_PROBLEM STATEMENT_
Without the pictures, output the records below word for word.

Website and app data records:
"""
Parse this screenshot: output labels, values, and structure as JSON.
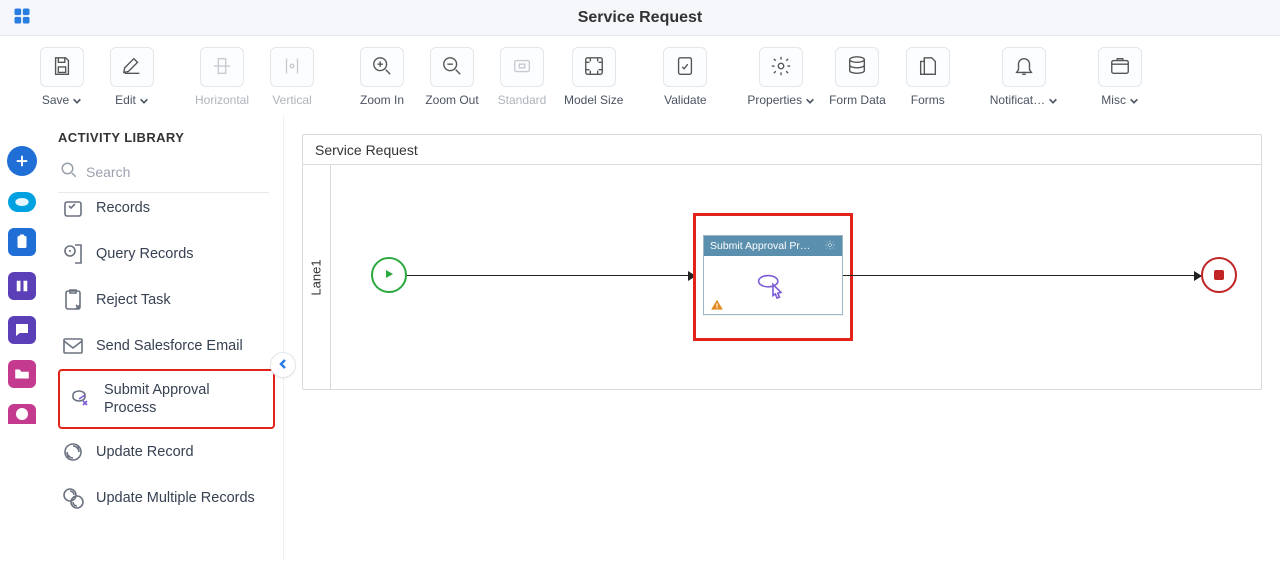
{
  "title": "Service Request",
  "toolbar": [
    {
      "id": "save",
      "label": "Save",
      "chevron": true,
      "disabled": false
    },
    {
      "id": "edit",
      "label": "Edit",
      "chevron": true,
      "disabled": false
    },
    {
      "id": "horizontal",
      "label": "Horizontal",
      "chevron": false,
      "disabled": true
    },
    {
      "id": "vertical",
      "label": "Vertical",
      "chevron": false,
      "disabled": true
    },
    {
      "id": "zoom-in",
      "label": "Zoom In",
      "chevron": false,
      "disabled": false
    },
    {
      "id": "zoom-out",
      "label": "Zoom Out",
      "chevron": false,
      "disabled": false
    },
    {
      "id": "standard",
      "label": "Standard",
      "chevron": false,
      "disabled": true
    },
    {
      "id": "model-size",
      "label": "Model Size",
      "chevron": false,
      "disabled": false
    },
    {
      "id": "validate",
      "label": "Validate",
      "chevron": false,
      "disabled": false
    },
    {
      "id": "properties",
      "label": "Properties",
      "chevron": true,
      "disabled": false
    },
    {
      "id": "form-data",
      "label": "Form Data",
      "chevron": false,
      "disabled": false
    },
    {
      "id": "forms",
      "label": "Forms",
      "chevron": false,
      "disabled": false
    },
    {
      "id": "notifications",
      "label": "Notificat…",
      "chevron": true,
      "disabled": false
    },
    {
      "id": "misc",
      "label": "Misc",
      "chevron": true,
      "disabled": false
    }
  ],
  "library": {
    "title": "ACTIVITY LIBRARY",
    "search_placeholder": "Search",
    "items": [
      {
        "label": "Records",
        "truncated_top": true
      },
      {
        "label": "Query Records"
      },
      {
        "label": "Reject Task"
      },
      {
        "label": "Send Salesforce Email"
      },
      {
        "label": "Submit Approval Process",
        "highlighted": true
      },
      {
        "label": "Update Record"
      },
      {
        "label": "Update Multiple Records"
      }
    ]
  },
  "canvas": {
    "header": "Service Request",
    "lane_label": "Lane1",
    "task_title": "Submit Approval Proc..."
  }
}
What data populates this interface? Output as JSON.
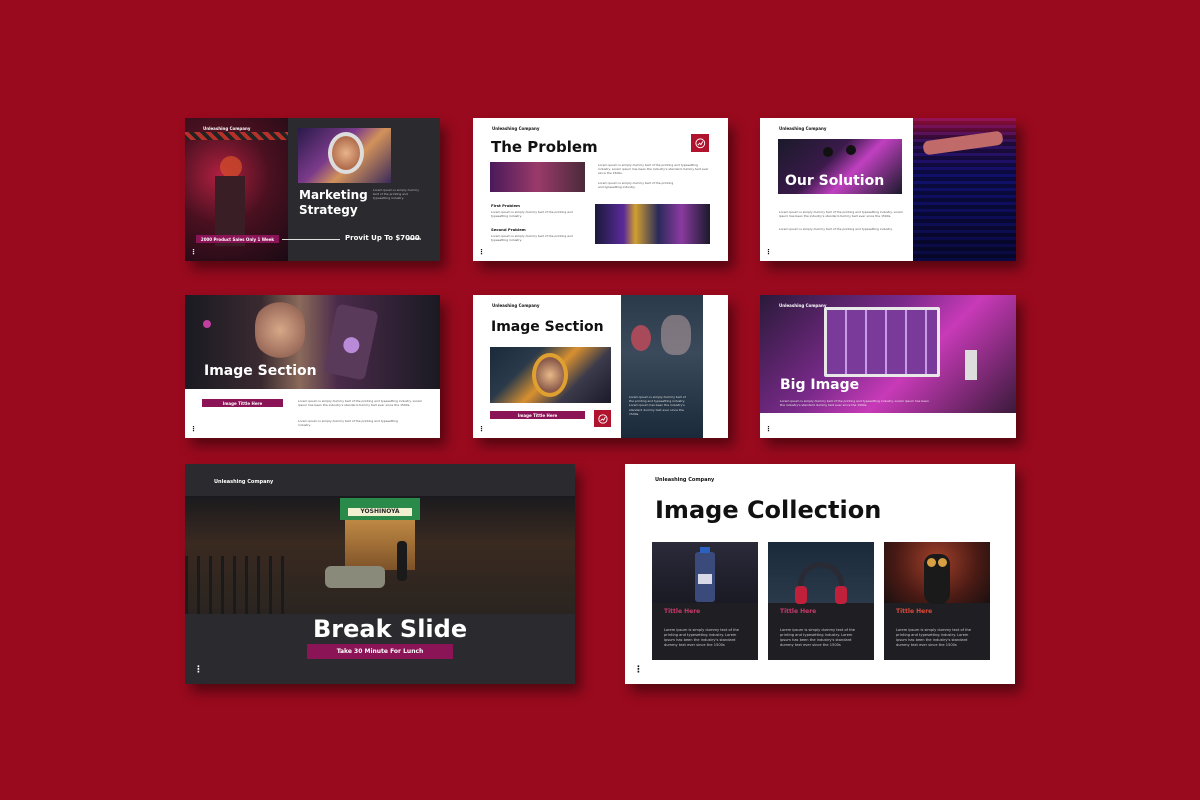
{
  "company": "Unleashing Company",
  "colors": {
    "background": "#9a0a1e",
    "accent": "#8a1456",
    "logo": "#b0132d",
    "slide_dark": "#2b2a2e"
  },
  "lorem_short": "Lorem ipsum is simply dummy text of the printing and typesetting industry.",
  "lorem_long": "Lorem ipsum is simply dummy text of the printing and typesetting industry. Lorem ipsum has been the industry's standard dummy text ever since the 1500s.",
  "slides": {
    "marketing": {
      "title": "Marketing Strategy",
      "badge": "2000 Product Sales Only 1 Week",
      "profit": "Provit Up To $7000",
      "profit_unit": "/month"
    },
    "problem": {
      "title": "The Problem",
      "first": "First Problem",
      "second": "Second Problem"
    },
    "solution": {
      "title": "Our Solution"
    },
    "image_section_a": {
      "title": "Image Section",
      "pill": "Image Tittle Here"
    },
    "image_section_b": {
      "title": "Image Section",
      "pill": "Image Tittle Here"
    },
    "big_image": {
      "title": "Big Image"
    },
    "break": {
      "title": "Break Slide",
      "pill": "Take 30 Minute For Lunch",
      "sign_main": "YOSHINOYA"
    },
    "collection": {
      "title": "Image Collection",
      "cards": [
        {
          "title": "Tittle Here",
          "text": "Lorem ipsum is simply dummy text of the printing and typesetting industry. Lorem ipsum has been the industry's standard dummy text ever since the 1500s"
        },
        {
          "title": "Tittle Here",
          "text": "Lorem ipsum is simply dummy text of the printing and typesetting industry. Lorem ipsum has been the industry's standard dummy text ever since the 1500s"
        },
        {
          "title": "Tittle Here",
          "text": "Lorem ipsum is simply dummy text of the printing and typesetting industry. Lorem ipsum has been the industry's standard dummy text ever since the 1500s"
        }
      ]
    }
  },
  "icons": {
    "logo": "chart-arrow-icon",
    "menu": "vertical-dots-icon"
  }
}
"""
_EXERCISE OUTPUT_
Parse this screenshot: output labels, values, and structure as JSON.
{
  "title": "Service Request",
  "toolbar": [
    {
      "id": "save",
      "label": "Save",
      "chevron": true,
      "disabled": false
    },
    {
      "id": "edit",
      "label": "Edit",
      "chevron": true,
      "disabled": false
    },
    {
      "id": "horizontal",
      "label": "Horizontal",
      "chevron": false,
      "disabled": true
    },
    {
      "id": "vertical",
      "label": "Vertical",
      "chevron": false,
      "disabled": true
    },
    {
      "id": "zoom-in",
      "label": "Zoom In",
      "chevron": false,
      "disabled": false
    },
    {
      "id": "zoom-out",
      "label": "Zoom Out",
      "chevron": false,
      "disabled": false
    },
    {
      "id": "standard",
      "label": "Standard",
      "chevron": false,
      "disabled": true
    },
    {
      "id": "model-size",
      "label": "Model Size",
      "chevron": false,
      "disabled": false
    },
    {
      "id": "validate",
      "label": "Validate",
      "chevron": false,
      "disabled": false
    },
    {
      "id": "properties",
      "label": "Properties",
      "chevron": true,
      "disabled": false
    },
    {
      "id": "form-data",
      "label": "Form Data",
      "chevron": false,
      "disabled": false
    },
    {
      "id": "forms",
      "label": "Forms",
      "chevron": false,
      "disabled": false
    },
    {
      "id": "notifications",
      "label": "Notificat…",
      "chevron": true,
      "disabled": false
    },
    {
      "id": "misc",
      "label": "Misc",
      "chevron": true,
      "disabled": false
    }
  ],
  "library": {
    "title": "ACTIVITY LIBRARY",
    "search_placeholder": "Search",
    "items": [
      {
        "label": "Records",
        "truncated_top": true
      },
      {
        "label": "Query Records"
      },
      {
        "label": "Reject Task"
      },
      {
        "label": "Send Salesforce Email"
      },
      {
        "label": "Submit Approval Process",
        "highlighted": true
      },
      {
        "label": "Update Record"
      },
      {
        "label": "Update Multiple Records"
      }
    ]
  },
  "canvas": {
    "header": "Service Request",
    "lane_label": "Lane1",
    "task_title": "Submit Approval Proc..."
  }
}
What data populates this interface? Output as JSON.
{
  "company": "Unleashing Company",
  "colors": {
    "background": "#9a0a1e",
    "accent": "#8a1456",
    "logo": "#b0132d",
    "slide_dark": "#2b2a2e"
  },
  "lorem_short": "Lorem ipsum is simply dummy text of the printing and typesetting industry.",
  "lorem_long": "Lorem ipsum is simply dummy text of the printing and typesetting industry. Lorem ipsum has been the industry's standard dummy text ever since the 1500s.",
  "slides": {
    "marketing": {
      "title": "Marketing Strategy",
      "badge": "2000 Product Sales Only 1 Week",
      "profit": "Provit Up To $7000",
      "profit_unit": "/month"
    },
    "problem": {
      "title": "The Problem",
      "first": "First Problem",
      "second": "Second Problem"
    },
    "solution": {
      "title": "Our Solution"
    },
    "image_section_a": {
      "title": "Image Section",
      "pill": "Image Tittle Here"
    },
    "image_section_b": {
      "title": "Image Section",
      "pill": "Image Tittle Here"
    },
    "big_image": {
      "title": "Big Image"
    },
    "break": {
      "title": "Break Slide",
      "pill": "Take 30 Minute For Lunch",
      "sign_main": "YOSHINOYA"
    },
    "collection": {
      "title": "Image Collection",
      "cards": [
        {
          "title": "Tittle Here",
          "text": "Lorem ipsum is simply dummy text of the printing and typesetting industry. Lorem ipsum has been the industry's standard dummy text ever since the 1500s"
        },
        {
          "title": "Tittle Here",
          "text": "Lorem ipsum is simply dummy text of the printing and typesetting industry. Lorem ipsum has been the industry's standard dummy text ever since the 1500s"
        },
        {
          "title": "Tittle Here",
          "text": "Lorem ipsum is simply dummy text of the printing and typesetting industry. Lorem ipsum has been the industry's standard dummy text ever since the 1500s"
        }
      ]
    }
  },
  "icons": {
    "logo": "chart-arrow-icon",
    "menu": "vertical-dots-icon"
  }
}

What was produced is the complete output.